Crane operation is a wide and varied field. There are many different types of cranes that are used for different construction and other jobs. These include truck mounted cranes, those that are self-propelled, and ones that are assembled on-site while doing construction. Some cranes move from site to site, like those in construction, while others are a permanent fixture in a certain warehouse. Crane operators generally have received their high school diploma and have at least some other specialized training. There are variations on the amount of training or certifications a crane operator must have from state to state, so it is important to check the qualifications and licensing procedures in your area.

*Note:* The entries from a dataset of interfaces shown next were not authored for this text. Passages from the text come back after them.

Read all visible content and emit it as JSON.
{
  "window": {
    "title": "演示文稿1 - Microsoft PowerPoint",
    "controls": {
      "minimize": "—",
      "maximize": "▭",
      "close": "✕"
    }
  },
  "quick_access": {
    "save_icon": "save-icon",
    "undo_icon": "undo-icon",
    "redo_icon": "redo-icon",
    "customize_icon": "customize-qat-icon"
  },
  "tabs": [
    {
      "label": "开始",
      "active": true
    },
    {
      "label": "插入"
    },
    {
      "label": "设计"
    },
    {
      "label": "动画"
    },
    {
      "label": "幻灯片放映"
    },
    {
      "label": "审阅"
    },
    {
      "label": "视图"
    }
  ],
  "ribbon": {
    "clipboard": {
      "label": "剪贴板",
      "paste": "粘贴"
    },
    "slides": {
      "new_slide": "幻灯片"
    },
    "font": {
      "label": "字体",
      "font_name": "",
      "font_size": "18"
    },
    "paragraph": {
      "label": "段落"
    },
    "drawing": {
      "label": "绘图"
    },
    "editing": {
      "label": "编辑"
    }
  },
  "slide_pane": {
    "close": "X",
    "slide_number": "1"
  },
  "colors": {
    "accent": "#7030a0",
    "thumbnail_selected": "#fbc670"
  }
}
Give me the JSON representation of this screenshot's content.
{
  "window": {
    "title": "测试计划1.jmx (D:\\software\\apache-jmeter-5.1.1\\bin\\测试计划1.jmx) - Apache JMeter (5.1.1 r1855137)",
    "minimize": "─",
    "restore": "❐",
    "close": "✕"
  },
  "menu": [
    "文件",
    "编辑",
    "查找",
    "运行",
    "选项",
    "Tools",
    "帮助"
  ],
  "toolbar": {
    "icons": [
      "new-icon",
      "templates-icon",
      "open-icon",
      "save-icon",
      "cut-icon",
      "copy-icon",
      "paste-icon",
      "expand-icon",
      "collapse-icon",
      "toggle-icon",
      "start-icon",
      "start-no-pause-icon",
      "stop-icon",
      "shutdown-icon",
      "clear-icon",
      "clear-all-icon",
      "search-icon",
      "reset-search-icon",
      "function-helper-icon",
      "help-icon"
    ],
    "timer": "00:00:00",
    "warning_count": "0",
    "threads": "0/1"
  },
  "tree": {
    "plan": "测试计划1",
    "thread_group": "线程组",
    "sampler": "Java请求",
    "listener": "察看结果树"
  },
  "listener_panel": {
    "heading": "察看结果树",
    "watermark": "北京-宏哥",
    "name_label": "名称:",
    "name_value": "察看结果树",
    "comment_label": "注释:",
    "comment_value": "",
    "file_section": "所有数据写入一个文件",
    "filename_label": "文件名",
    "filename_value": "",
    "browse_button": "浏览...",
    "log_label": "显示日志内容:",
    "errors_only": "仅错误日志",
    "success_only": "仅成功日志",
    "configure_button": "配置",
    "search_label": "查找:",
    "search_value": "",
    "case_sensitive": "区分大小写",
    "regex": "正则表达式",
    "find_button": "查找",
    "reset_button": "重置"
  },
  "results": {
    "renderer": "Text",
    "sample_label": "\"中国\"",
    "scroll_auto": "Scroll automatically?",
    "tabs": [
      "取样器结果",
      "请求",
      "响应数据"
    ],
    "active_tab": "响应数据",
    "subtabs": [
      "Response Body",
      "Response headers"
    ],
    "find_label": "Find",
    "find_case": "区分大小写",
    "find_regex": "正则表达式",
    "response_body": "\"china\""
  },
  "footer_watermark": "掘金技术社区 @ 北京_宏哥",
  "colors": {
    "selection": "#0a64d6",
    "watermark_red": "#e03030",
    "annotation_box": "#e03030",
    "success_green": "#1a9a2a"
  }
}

Download OSHA’s Rigger Fact Sheet and Signal Person Fact Sheet describing the qualified Rigger and Signal Person requirements of subpart CC – Cranes and Derricks in Construction, as specified in 29 CFR 1926.
Crane Operator Responsibilities & Descriptions
People who go into the field to become a crane operator must have a great deal of knowledge about machinery and how the cranes run, as well as the industry in which they are using the cranes. While we mainly think of cranes where they are highly visible, such as in construction or demolition work, they are also highly useful in the manufacturing industry, where they are used to move heavy materials like steel, as well as in the transportation and shipping industries that move large containers of goods. Some crane operators even work in the logging and mining industries.
While the job is needed year round, most crane operators find more steady work in the summer than in the winter, as rain or snow can cause construction to halt. Crane operators must be prepared to work in all kinds of weather conditions, from extreme cold to extreme heat, and physical stamina is also important as you will be required to sit for long hours and repeat the same motions, and because the bucking, jolting, or vibrating of the crane can be tiring. Also, crane operators generally have to lift heavy parts as they put the cranes together. Generally, they work 40 hours a week, but often they are moving from job site to job site, which can make the time seem longer or their hours irregular. It can be a rewarding job, though, so long as you realize the crane operator responsibilities and training you will have to receive.